Excessive bureaucracy, deficient legislation and an absence of government guarantees are hampering a drive to localize pharmaceutical production in Russia, industry executives said.
Looking to boost foreign direct investment into Russia's ailing economy and protect national security against the backdrop of a trade war with the West over Ukraine, the government's development strategy for the pharmaceutical industry says up to 50 percent of the country's pharmaceutical production should be localized by 2020. Ninety percent of the most important medicines should be made within Russia by 2018.
Russia currently imports about 75 percent of all its medicine, according to DSM Group, a pharmaceutical market research company.
The government also wants to grow exports of pharmaceuticals to more than 100 billion rubles ($2.7 billion) by 2020 from 19 billion rubles ($495 million) last year.
Since March, when Russia's annexation of Crimea exploded into escalating tit-for-tat sanctions between Moscow and the West, the domestic production program has become more urgent. Sanctions are holding economic growth close to zero, and the West could theoretically go for the jugular by blocking pharmaceuticals producers from selling to Russia.
This week, Deputy Industry and Trade Minister Sergei Tsyb called for the government's list of the most essential medicines — about a quarter of all medicine consumed in Russia — to be almost fully locally produced by 2017.
"We have learned how to make every kind of medicine in Russia," Tsyb was quoted by news agency RIA Novosti as saying. "In two to three years we will be able to locally produce most of the pharmaceuticals on the [government's] list."
The prices of these medicines and vaccines are regulated by the government and are bought by the state under its nationwide health insurance program.
Russia, an emerging economy with a 143 million, aging population, is an attractive market. Foreign technology is making inroads, both through joint ventures with the participation of international pharmaceuticals majors and through Russian producers applying foreign expertise in local production, according to Yulia Nechayeva, chief analyst at DSM Group.
"In recent years, about a half of top 50 Western pharmaceutical companies have in one way or another entered the Russian market," she said.
Despite a sharp economic downturn, DSM Group expects Russia's pharmaceutical market to grow 9 percent this year, reaching 1.1 trillion rubles ($28.6 billion).

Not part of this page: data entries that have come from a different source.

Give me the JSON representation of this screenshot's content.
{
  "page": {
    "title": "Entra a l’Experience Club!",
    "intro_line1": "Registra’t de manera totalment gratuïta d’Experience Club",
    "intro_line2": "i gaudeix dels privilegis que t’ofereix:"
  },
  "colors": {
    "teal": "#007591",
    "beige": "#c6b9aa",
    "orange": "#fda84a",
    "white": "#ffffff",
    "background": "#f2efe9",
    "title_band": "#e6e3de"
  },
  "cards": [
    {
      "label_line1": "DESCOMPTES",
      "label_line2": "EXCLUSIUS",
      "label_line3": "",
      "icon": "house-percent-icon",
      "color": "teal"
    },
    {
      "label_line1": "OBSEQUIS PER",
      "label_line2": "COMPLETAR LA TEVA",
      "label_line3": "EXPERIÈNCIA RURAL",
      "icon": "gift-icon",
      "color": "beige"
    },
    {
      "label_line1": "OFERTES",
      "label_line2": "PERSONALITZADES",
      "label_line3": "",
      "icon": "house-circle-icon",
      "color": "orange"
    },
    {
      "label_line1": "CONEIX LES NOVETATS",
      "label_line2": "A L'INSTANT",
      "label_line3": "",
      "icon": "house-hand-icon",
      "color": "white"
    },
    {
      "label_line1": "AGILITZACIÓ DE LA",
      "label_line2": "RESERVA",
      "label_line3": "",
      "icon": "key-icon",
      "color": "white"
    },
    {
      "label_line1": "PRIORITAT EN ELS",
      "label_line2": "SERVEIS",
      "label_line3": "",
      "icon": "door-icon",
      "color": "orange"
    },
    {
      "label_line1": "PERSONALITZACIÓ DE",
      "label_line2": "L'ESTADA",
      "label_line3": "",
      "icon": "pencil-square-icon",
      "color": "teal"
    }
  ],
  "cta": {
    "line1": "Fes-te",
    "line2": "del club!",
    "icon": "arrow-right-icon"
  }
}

But although localization is a growing trend — pharmaceutical production in Russia has doubled over the last three years — industry experts are doubtful that the government's plans can be realized so fast.
"Transferring technology and setting up production cannot happen overnight. It takes years," Alojz Pungarsek, head of Russian pharmaceutical firm Petrovax Pharm, said at a conference organized by The Moscow Times this week.
Last year, Petrovax Pharm began local production of a vaccine against pneumococcal infection in the Moscow region. It took the company four years to set up the production line. Most of the investment to set up its production came from the U.S.-based pharmaceutical giant Pfizer, Pungarsek said.
Vaccines are big business, and the government is their biggest buyer. But the state does not give long-term guarantees it will purchase them. Petrovax risked setting up local production on just the hope of government orders. If it hadn't got them, it would have struggled to make ends meet.
"A majority of our vaccines are supplied under a state order. After years of setting up production, imagine that some foreign company [that already produces the vaccine] steps in now and is given the state order. That would be very painful," Pungarsek said. To make investors commit, the state should offer long-term contracts or public-private partnerships, he added.
Preferences should be given to producers that register new innovative medicines in Russia, said Yury Litvishchenko, head of the Russian subsidiary of U.S.-based Chiesi Pharmaceuticals.
"Currently, there are no preferences for domestic or foreign companies that register new products, even those produced locally," Litvishchenko said.
This was one of the reasons why out of 146 new innovative drugs invented in the world from 2007 to 2011, less than a third, or 42 of them, have been registered in Russia, he said.
Many countries are striving to localize pharmaceutical production, but they offer benefits for the producers. For example, Singapore and Puerto Rico boosted their local production of medicine by offering tax breaks. Turkey is currently doing the same, guaranteeing long-term state orders.
Russia offers no specific preferences or guarantees.
And then there is the familiar Russian problem of bureaucracy and unformed legislation, according to Snezhana Sharova, a lawyer at law firm Dentons.
Among the legal hazards and gaps faced by prospective investors, there is not even a definition of localization to work with, Petrovax's Pungarsek said.
"Does a locally produced medicine refer to inner packaging, outer packaging or the substance itself? Discussions on this matter have been going on for years, but a definition approved by law has not been found yet."